DATA:
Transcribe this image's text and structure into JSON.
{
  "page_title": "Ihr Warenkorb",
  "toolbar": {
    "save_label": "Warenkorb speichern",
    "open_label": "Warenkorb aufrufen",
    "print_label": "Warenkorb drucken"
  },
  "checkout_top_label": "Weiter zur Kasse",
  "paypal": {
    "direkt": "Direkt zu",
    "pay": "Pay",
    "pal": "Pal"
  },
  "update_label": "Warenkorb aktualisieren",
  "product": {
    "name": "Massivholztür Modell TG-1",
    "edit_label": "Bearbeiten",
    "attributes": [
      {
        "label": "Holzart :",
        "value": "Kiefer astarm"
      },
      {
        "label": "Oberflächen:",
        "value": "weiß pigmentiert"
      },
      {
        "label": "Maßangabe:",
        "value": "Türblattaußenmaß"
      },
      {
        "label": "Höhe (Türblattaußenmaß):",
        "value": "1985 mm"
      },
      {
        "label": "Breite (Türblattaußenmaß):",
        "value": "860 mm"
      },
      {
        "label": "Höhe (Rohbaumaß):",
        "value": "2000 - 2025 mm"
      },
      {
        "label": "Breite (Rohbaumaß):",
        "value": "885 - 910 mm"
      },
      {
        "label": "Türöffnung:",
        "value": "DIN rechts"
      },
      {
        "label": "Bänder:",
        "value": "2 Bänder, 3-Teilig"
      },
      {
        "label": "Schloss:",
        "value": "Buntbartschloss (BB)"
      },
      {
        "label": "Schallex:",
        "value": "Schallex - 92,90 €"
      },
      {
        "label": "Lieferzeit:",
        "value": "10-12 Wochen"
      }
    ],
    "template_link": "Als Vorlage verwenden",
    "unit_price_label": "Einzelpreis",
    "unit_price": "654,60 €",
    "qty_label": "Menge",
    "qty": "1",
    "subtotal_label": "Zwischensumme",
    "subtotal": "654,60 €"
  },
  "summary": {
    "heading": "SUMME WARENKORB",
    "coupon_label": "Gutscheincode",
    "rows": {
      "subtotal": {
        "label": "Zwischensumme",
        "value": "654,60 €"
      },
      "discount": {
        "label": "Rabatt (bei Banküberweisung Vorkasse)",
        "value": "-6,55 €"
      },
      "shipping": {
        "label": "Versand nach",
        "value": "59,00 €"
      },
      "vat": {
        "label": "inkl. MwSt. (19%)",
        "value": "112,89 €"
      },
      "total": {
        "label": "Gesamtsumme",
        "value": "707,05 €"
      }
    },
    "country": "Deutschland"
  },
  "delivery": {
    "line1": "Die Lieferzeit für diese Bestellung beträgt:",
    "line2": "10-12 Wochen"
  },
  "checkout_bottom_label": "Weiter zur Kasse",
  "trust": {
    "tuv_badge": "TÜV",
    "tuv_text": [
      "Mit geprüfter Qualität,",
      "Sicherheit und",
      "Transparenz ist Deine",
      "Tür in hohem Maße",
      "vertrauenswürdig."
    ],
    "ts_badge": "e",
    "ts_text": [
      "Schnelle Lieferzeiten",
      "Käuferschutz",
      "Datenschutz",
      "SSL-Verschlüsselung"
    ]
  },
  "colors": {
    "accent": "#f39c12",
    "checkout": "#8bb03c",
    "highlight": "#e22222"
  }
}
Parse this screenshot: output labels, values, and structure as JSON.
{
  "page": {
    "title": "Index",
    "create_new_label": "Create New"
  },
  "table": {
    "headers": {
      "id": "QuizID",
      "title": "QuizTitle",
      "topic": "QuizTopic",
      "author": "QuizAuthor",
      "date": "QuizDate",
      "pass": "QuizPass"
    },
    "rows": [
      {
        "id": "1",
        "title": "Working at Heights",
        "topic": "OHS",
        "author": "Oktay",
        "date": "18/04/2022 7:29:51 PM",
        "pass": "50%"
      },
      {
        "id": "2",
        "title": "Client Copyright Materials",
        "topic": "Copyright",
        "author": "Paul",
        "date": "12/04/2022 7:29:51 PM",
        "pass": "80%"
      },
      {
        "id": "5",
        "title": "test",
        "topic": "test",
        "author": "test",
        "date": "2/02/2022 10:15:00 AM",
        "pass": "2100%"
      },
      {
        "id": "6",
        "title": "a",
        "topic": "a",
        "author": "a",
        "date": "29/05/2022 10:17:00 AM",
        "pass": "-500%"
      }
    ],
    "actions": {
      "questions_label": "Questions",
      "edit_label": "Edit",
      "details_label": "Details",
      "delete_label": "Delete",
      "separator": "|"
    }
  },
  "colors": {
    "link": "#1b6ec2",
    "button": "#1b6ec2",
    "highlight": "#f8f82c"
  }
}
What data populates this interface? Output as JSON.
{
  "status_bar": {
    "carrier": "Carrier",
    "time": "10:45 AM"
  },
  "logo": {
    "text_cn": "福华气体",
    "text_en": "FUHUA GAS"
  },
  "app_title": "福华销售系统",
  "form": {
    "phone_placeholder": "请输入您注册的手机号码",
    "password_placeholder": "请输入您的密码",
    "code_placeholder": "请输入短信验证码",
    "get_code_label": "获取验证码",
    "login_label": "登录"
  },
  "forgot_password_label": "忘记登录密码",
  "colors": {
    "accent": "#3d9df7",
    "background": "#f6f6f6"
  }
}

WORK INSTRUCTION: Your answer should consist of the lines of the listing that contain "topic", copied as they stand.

OUTPUT:
      "topic": "QuizTopic",
        "topic": "OHS",
        "topic": "Copyright",
        "topic": "test",
        "topic": "a",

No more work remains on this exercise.